Contacting the support team at Udacity is much simpler. You only need to head over its help section and click on the help chatbot button, after you type in your question, you’ll be able to reach out to a (human) support agent for help – it may take longer to get an answer if you are a free user.
Winner: Because Udemy makes it difficult to get in touch, Udacity secures another round.
Many businesses and organizations like to offer their employees a source to keep on learning and develop their professional skills. Udemy and Udacity aren’t an exception.
Udemy has a plan company-focused, it gives access to employees to over 130,000 Udemy courses for $360 per year (minimum of 5 users required). There is the Enterprise plan that will give users access to content in other languages (Spanish, French, German, Portuguese and Japanese), create custom content and set career paths – expect these plans to be super expensive.
Udemy for business plans
Udacity also offers a plan for Enterprises where you get an account manager, customization of Udacity programs to your business’ needs and personal on-boarding. I have no clue how much it all is, but I bet it’s more expensive than Udemy’s solution.
Winner: These are really different approaches, so I am afraid they can’t be compared, and I am unable to give out any points for this round, sorry.
Round 9: Udemy vs Udacity Pricing
The price of your course will be a deciding factor when choosing an elearning platform, if you can’t afford its cost, maybe you should look for cheaper alternatives, right?
With Udemy you’ll need to pay individually for each course (most courses cost between $19 to $199.99) and you’ll be granted lifetime access. For those users looking to just enrol two or three courses, Udemy will be a much cheaper alternative.
On the other hand, Udacity isn’t cheap. To enrol one of their programs you’ll need to pay $399 a month (you can put the price down at $339 a month if you pre-pay for the entire program duration in advance). Since Udacity Nanodegrees take between 2 to 6 months to complete, you’ll be looking to spend $700 to $2,000 to complete a program.

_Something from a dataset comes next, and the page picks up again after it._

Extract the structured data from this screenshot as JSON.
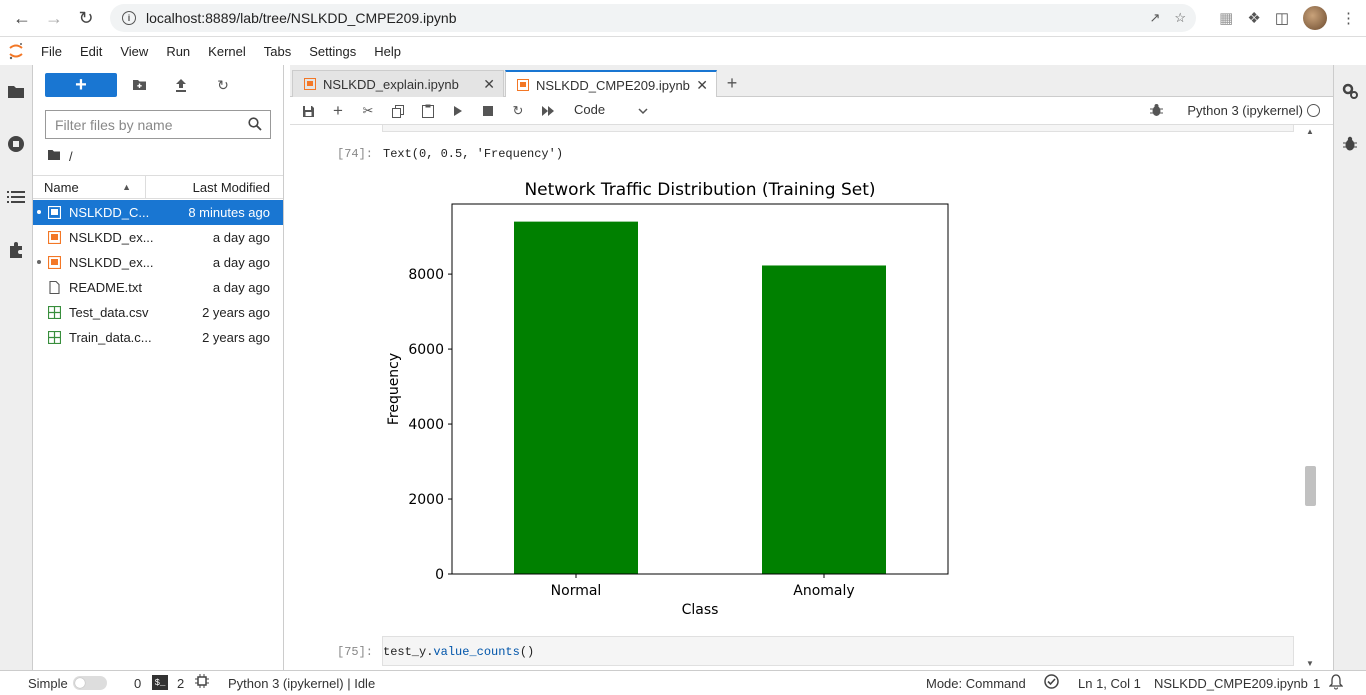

Winner: I know Udacity offers more quality and more serious programs (Nanodegrees), but if the price is important for you, Udemy will be a better option.
Udacity still wins the comparison, 4-5 to Udacity for the final score.
Bonus Round: Udemy & Udacity Alternatives
There are times where Udacity and Udemy aren’t good alternatives (e.g. you want an official completion certificate). Therefore, I detail below the best alternatives for these two elearning platforms.
For those students looking to get an accredited certificate, Coursera may be a good option as it partners with secondary educational institutions like Stanford, The Imperial College of London or Duke University.
Coursera is a good alternative to Udacity and Udemy
You can join for free most Coursera courses, however, if you are looking to get a certificate, you will need to pay for the course (or program). There are different types of elearning programs available: individual courses (cost $29 to $100), Specializations (cost is $39 to $89 a month), Coursera yearly subscriptions ($399) and complete degrees (starting at $15,000).
If you want a cheaper alternative to both Udacity and Udemy that works under a subscription model, you can check Skillshare. This elearning platform for creatives and entrepreneurs has over 25,000 courses with its paid plan.
Skillshare a cheaper alternative to Udemy and Udacity
Be aware that Skillshare doesn’t issue completion certificates, but some of its courses are created by top industry professionals and big companies like MailChimp, Google or Moz.
Hey. I am Catherine and I have been working as a freelancer for many years now. In 2005, I graduated from a BA honours in Art & Design from BCU and then went onto complete a Master’s Degree in Teaching from UEL. The skills I gained from learning and teaching have led me to create Upskillwise, a place for learners like myself to find the best possible resources and courses to train and upskill themselves, either personally or professionally. If you have a question, please feel free to ask me anything or leave me a comment.